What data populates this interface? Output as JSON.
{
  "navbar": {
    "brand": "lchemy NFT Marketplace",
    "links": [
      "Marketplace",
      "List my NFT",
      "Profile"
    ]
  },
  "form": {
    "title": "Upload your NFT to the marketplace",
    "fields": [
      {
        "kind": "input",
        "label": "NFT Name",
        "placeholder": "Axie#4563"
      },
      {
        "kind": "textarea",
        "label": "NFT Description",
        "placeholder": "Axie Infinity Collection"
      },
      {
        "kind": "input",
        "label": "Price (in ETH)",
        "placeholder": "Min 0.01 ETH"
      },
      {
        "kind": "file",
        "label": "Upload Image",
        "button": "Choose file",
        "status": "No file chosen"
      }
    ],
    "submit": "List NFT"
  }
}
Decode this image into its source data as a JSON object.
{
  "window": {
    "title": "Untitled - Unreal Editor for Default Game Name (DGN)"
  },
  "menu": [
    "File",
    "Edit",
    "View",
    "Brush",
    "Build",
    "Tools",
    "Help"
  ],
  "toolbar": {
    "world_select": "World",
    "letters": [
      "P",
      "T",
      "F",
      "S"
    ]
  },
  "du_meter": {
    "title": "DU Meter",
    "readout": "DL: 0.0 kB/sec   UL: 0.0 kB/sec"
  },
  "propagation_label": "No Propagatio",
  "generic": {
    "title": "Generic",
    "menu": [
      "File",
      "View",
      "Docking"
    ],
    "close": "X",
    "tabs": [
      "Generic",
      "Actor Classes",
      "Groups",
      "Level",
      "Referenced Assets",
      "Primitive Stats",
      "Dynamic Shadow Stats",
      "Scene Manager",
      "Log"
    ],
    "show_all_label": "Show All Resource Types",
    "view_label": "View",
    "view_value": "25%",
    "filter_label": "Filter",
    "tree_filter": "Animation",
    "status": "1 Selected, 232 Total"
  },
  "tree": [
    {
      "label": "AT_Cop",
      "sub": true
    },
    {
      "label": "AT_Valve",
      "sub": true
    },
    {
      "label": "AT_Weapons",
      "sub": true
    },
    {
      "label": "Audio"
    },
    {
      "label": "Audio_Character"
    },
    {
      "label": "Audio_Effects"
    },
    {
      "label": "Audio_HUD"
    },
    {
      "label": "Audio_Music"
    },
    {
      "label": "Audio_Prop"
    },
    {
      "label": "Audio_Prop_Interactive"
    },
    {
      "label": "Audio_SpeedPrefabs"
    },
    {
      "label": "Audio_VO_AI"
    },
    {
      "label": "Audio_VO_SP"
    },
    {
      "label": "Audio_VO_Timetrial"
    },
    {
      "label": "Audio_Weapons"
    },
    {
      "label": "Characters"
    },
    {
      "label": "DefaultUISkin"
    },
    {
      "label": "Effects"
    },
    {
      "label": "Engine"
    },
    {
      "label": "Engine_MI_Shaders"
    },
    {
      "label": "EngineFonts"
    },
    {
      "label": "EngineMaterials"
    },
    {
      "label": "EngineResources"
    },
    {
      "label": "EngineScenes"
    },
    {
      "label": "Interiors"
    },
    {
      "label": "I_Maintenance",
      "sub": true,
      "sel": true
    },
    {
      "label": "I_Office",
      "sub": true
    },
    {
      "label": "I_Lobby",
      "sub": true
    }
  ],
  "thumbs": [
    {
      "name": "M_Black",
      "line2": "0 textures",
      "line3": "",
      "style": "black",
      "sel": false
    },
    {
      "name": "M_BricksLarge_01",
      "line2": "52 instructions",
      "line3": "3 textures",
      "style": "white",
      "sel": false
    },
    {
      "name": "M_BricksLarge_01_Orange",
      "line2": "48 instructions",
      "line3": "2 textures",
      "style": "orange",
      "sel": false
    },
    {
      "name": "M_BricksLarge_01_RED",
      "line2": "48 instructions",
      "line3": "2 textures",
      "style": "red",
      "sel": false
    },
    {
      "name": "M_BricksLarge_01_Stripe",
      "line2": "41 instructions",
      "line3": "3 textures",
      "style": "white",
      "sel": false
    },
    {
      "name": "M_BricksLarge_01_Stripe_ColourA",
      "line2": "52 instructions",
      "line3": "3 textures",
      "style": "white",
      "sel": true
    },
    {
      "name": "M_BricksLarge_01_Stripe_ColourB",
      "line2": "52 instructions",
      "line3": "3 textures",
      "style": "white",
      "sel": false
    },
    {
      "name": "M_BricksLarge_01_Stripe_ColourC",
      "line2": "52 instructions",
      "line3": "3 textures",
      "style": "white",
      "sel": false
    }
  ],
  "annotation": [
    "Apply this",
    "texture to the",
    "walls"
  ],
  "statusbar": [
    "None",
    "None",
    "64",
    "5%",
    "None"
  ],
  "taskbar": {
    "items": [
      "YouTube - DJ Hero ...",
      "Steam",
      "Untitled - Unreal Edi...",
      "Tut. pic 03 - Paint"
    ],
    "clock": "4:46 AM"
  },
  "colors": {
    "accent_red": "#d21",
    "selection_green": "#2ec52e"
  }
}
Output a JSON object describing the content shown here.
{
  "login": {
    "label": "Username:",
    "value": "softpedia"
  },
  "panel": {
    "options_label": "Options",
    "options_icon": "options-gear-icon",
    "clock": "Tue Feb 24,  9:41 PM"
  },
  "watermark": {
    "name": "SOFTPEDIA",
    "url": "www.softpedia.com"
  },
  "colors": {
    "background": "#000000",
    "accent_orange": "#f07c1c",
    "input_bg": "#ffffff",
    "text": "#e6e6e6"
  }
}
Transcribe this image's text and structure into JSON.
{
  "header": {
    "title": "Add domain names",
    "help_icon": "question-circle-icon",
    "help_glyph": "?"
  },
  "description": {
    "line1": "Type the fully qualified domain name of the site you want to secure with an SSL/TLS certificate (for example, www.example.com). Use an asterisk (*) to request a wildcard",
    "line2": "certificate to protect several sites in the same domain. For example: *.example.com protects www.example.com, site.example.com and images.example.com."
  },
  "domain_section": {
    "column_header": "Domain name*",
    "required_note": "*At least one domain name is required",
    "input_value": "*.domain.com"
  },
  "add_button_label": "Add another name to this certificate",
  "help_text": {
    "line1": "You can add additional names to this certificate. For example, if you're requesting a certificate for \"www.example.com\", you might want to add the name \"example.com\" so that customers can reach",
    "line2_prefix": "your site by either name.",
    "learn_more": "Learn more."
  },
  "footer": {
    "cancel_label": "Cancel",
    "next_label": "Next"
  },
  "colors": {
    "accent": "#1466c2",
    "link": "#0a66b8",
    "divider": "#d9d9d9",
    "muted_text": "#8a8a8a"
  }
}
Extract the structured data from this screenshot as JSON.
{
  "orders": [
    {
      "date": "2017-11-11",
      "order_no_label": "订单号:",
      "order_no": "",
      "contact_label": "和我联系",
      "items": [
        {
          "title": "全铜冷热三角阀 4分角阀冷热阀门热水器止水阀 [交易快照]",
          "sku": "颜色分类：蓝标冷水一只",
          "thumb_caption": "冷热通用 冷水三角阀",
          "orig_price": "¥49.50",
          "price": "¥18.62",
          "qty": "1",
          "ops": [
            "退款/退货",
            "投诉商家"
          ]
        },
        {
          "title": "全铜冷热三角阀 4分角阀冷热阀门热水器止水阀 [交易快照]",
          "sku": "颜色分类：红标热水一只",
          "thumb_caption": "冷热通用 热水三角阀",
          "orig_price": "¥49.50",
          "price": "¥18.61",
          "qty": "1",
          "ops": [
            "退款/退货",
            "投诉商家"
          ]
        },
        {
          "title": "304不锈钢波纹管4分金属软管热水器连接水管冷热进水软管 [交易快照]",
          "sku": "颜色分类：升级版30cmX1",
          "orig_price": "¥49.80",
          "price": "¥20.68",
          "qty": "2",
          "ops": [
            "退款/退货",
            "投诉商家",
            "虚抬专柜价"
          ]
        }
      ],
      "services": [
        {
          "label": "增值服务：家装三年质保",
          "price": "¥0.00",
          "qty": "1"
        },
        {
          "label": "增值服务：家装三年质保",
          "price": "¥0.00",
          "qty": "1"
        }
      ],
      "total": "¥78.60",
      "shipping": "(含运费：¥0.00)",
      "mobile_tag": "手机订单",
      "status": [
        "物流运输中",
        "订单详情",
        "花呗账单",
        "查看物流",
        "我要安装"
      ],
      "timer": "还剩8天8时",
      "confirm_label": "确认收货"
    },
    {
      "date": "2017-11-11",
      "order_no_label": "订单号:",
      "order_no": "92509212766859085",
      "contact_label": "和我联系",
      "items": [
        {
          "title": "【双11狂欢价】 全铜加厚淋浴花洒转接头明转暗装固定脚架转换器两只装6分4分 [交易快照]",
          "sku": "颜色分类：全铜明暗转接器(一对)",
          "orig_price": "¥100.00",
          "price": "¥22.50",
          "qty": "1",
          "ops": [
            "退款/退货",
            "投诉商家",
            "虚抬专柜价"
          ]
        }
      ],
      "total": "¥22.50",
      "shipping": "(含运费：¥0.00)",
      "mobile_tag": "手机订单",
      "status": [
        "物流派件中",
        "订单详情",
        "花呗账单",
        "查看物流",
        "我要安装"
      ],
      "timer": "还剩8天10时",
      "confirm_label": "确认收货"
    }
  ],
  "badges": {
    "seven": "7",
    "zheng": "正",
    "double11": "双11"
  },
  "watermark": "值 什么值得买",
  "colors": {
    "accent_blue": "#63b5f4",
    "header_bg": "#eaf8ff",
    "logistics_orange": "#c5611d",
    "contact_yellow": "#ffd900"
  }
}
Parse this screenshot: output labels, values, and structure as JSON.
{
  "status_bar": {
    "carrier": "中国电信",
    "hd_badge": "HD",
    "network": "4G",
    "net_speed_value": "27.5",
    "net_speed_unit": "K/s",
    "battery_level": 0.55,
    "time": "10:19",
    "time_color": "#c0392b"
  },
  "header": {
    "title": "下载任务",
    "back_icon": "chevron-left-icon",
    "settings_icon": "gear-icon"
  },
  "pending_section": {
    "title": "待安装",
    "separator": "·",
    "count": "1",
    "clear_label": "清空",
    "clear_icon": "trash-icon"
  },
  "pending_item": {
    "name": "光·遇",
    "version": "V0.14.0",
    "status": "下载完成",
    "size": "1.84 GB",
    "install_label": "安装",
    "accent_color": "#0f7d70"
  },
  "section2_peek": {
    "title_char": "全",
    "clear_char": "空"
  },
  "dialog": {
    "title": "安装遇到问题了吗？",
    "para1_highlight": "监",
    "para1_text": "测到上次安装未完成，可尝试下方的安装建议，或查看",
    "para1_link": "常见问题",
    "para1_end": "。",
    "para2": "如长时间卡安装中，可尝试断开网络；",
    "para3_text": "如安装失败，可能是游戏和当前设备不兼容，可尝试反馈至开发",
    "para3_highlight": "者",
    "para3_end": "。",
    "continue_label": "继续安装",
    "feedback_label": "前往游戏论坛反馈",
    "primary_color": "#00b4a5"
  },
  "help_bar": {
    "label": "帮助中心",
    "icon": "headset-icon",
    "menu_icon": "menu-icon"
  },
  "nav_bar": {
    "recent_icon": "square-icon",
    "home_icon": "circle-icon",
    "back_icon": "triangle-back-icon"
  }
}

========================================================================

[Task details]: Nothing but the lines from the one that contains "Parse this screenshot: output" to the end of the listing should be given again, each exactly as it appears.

[Final answer]:
Parse this screenshot: output labels, values, and structure as JSON.
{
  "status_bar": {
    "carrier": "中国电信",
    "hd_badge": "HD",
    "network": "4G",
    "net_speed_value": "27.5",
    "net_speed_unit": "K/s",
    "battery_level": 0.55,
    "time": "10:19",
    "time_color": "#c0392b"
  },
  "header": {
    "title": "下载任务",
    "back_icon": "chevron-left-icon",
    "settings_icon": "gear-icon"
  },
  "pending_section": {
    "title": "待安装",
    "separator": "·",
    "count": "1",
    "clear_label": "清空",
    "clear_icon": "trash-icon"
  },
  "pending_item": {
    "name": "光·遇",
    "version": "V0.14.0",
    "status": "下载完成",
    "size": "1.84 GB",
    "install_label": "安装",
    "accent_color": "#0f7d70"
  },
  "section2_peek": {
    "title_char": "全",
    "clear_char": "空"
  },
  "dialog": {
    "title": "安装遇到问题了吗？",
    "para1_highlight": "监",
    "para1_text": "测到上次安装未完成，可尝试下方的安装建议，或查看",
    "para1_link": "常见问题",
    "para1_end": "。",
    "para2": "如长时间卡安装中，可尝试断开网络；",
    "para3_text": "如安装失败，可能是游戏和当前设备不兼容，可尝试反馈至开发",
    "para3_highlight": "者",
    "para3_end": "。",
    "continue_label": "继续安装",
    "feedback_label": "前往游戏论坛反馈",
    "primary_color": "#00b4a5"
  },
  "help_bar": {
    "label": "帮助中心",
    "icon": "headset-icon",
    "menu_icon": "menu-icon"
  },
  "nav_bar": {
    "recent_icon": "square-icon",
    "home_icon": "circle-icon",
    "back_icon": "triangle-back-icon"
  }
}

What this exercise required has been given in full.